***** DATA EXTRACTS *****

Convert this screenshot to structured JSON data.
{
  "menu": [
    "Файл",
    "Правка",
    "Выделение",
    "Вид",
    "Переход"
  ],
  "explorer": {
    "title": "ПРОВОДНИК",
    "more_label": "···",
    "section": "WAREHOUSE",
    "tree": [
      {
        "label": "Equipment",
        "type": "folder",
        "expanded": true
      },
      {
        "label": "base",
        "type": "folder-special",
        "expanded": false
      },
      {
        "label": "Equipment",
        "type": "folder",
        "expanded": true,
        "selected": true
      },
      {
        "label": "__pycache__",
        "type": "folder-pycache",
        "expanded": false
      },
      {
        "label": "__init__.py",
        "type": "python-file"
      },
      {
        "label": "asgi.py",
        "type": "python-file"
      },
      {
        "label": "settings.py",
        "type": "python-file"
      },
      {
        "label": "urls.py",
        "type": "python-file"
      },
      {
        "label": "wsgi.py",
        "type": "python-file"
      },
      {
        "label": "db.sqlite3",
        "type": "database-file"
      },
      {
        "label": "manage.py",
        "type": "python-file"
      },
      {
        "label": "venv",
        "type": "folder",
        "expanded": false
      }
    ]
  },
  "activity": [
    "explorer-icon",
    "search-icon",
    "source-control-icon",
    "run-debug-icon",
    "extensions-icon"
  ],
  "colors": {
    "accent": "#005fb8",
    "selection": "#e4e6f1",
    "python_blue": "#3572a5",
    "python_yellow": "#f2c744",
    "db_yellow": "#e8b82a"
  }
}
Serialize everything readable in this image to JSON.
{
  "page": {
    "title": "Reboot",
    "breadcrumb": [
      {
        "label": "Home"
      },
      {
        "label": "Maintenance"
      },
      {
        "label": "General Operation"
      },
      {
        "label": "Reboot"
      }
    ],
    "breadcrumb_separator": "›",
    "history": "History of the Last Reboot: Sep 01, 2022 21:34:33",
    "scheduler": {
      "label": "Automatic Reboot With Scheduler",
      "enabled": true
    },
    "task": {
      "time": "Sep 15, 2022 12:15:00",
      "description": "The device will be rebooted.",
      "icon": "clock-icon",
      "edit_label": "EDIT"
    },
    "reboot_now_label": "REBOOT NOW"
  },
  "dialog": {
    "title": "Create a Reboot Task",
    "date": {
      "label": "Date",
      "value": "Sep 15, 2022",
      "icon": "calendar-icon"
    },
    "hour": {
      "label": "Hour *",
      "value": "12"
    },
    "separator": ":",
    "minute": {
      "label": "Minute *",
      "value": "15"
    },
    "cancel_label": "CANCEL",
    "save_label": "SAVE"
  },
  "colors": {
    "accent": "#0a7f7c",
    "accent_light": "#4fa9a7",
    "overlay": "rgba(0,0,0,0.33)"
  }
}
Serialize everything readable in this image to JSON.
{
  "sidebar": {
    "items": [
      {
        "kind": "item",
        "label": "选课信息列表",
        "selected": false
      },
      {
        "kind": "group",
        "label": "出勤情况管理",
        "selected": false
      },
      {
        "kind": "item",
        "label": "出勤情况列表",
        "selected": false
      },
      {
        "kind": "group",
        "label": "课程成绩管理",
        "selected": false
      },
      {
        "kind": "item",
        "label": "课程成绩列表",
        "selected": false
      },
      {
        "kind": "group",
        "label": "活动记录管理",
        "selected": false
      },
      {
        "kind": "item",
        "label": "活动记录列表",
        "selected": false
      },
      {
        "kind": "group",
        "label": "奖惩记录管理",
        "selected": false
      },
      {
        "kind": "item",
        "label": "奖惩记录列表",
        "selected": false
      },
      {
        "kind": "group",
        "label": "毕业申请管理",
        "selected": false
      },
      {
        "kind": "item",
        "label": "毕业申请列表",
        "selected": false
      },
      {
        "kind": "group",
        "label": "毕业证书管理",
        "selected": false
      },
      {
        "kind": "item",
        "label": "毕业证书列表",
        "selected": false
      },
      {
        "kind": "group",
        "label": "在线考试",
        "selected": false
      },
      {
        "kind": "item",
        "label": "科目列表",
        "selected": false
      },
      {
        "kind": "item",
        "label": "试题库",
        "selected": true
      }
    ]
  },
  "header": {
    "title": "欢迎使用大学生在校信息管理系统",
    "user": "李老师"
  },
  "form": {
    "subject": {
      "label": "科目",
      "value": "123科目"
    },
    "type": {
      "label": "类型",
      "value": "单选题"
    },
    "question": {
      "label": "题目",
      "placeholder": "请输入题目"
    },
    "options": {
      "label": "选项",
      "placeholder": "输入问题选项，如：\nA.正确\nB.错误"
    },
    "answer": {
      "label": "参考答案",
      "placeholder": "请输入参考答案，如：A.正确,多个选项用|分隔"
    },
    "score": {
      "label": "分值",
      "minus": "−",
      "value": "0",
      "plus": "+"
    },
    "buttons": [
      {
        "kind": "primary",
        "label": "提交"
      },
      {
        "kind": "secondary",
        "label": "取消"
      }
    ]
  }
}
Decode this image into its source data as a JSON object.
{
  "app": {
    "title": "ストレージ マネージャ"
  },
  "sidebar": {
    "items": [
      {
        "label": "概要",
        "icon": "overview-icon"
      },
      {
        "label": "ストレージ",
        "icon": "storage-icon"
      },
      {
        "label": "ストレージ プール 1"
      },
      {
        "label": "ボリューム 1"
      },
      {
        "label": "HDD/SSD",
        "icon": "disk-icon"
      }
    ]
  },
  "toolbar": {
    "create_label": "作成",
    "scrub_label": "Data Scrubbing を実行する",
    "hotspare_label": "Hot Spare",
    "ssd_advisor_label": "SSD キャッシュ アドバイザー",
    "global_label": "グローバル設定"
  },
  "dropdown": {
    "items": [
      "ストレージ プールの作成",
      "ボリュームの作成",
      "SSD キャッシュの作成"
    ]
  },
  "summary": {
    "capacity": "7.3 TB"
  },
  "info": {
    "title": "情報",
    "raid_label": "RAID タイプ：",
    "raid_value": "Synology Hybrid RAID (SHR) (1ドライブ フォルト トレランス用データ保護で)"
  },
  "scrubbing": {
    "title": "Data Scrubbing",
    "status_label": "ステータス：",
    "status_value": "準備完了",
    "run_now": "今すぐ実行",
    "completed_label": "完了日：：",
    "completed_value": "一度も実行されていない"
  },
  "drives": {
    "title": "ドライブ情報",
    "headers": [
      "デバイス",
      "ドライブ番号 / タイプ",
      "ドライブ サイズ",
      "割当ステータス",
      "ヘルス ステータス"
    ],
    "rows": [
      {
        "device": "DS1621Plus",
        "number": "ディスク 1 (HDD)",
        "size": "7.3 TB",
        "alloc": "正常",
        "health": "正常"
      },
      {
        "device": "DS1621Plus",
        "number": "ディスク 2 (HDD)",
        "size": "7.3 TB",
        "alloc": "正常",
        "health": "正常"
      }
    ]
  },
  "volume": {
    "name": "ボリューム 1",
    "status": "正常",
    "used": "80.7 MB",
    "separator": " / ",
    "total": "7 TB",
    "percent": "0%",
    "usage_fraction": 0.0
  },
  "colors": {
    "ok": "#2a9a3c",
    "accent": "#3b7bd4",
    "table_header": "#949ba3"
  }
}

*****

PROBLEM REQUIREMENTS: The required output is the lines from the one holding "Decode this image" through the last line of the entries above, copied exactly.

OUTPUT:
Decode this image into its source data as a JSON object.
{
  "app": {
    "title": "ストレージ マネージャ"
  },
  "sidebar": {
    "items": [
      {
        "label": "概要",
        "icon": "overview-icon"
      },
      {
        "label": "ストレージ",
        "icon": "storage-icon"
      },
      {
        "label": "ストレージ プール 1"
      },
      {
        "label": "ボリューム 1"
      },
      {
        "label": "HDD/SSD",
        "icon": "disk-icon"
      }
    ]
  },
  "toolbar": {
    "create_label": "作成",
    "scrub_label": "Data Scrubbing を実行する",
    "hotspare_label": "Hot Spare",
    "ssd_advisor_label": "SSD キャッシュ アドバイザー",
    "global_label": "グローバル設定"
  },
  "dropdown": {
    "items": [
      "ストレージ プールの作成",
      "ボリュームの作成",
      "SSD キャッシュの作成"
    ]
  },
  "summary": {
    "capacity": "7.3 TB"
  },
  "info": {
    "title": "情報",
    "raid_label": "RAID タイプ：",
    "raid_value": "Synology Hybrid RAID (SHR) (1ドライブ フォルト トレランス用データ保護で)"
  },
  "scrubbing": {
    "title": "Data Scrubbing",
    "status_label": "ステータス：",
    "status_value": "準備完了",
    "run_now": "今すぐ実行",
    "completed_label": "完了日：：",
    "completed_value": "一度も実行されていない"
  },
  "drives": {
    "title": "ドライブ情報",
    "headers": [
      "デバイス",
      "ドライブ番号 / タイプ",
      "ドライブ サイズ",
      "割当ステータス",
      "ヘルス ステータス"
    ],
    "rows": [
      {
        "device": "DS1621Plus",
        "number": "ディスク 1 (HDD)",
        "size": "7.3 TB",
        "alloc": "正常",
        "health": "正常"
      },
      {
        "device": "DS1621Plus",
        "number": "ディスク 2 (HDD)",
        "size": "7.3 TB",
        "alloc": "正常",
        "health": "正常"
      }
    ]
  },
  "volume": {
    "name": "ボリューム 1",
    "status": "正常",
    "used": "80.7 MB",
    "separator": " / ",
    "total": "7 TB",
    "percent": "0%",
    "usage_fraction": 0.0
  },
  "colors": {
    "ok": "#2a9a3c",
    "accent": "#3b7bd4",
    "table_header": "#949ba3"
  }
}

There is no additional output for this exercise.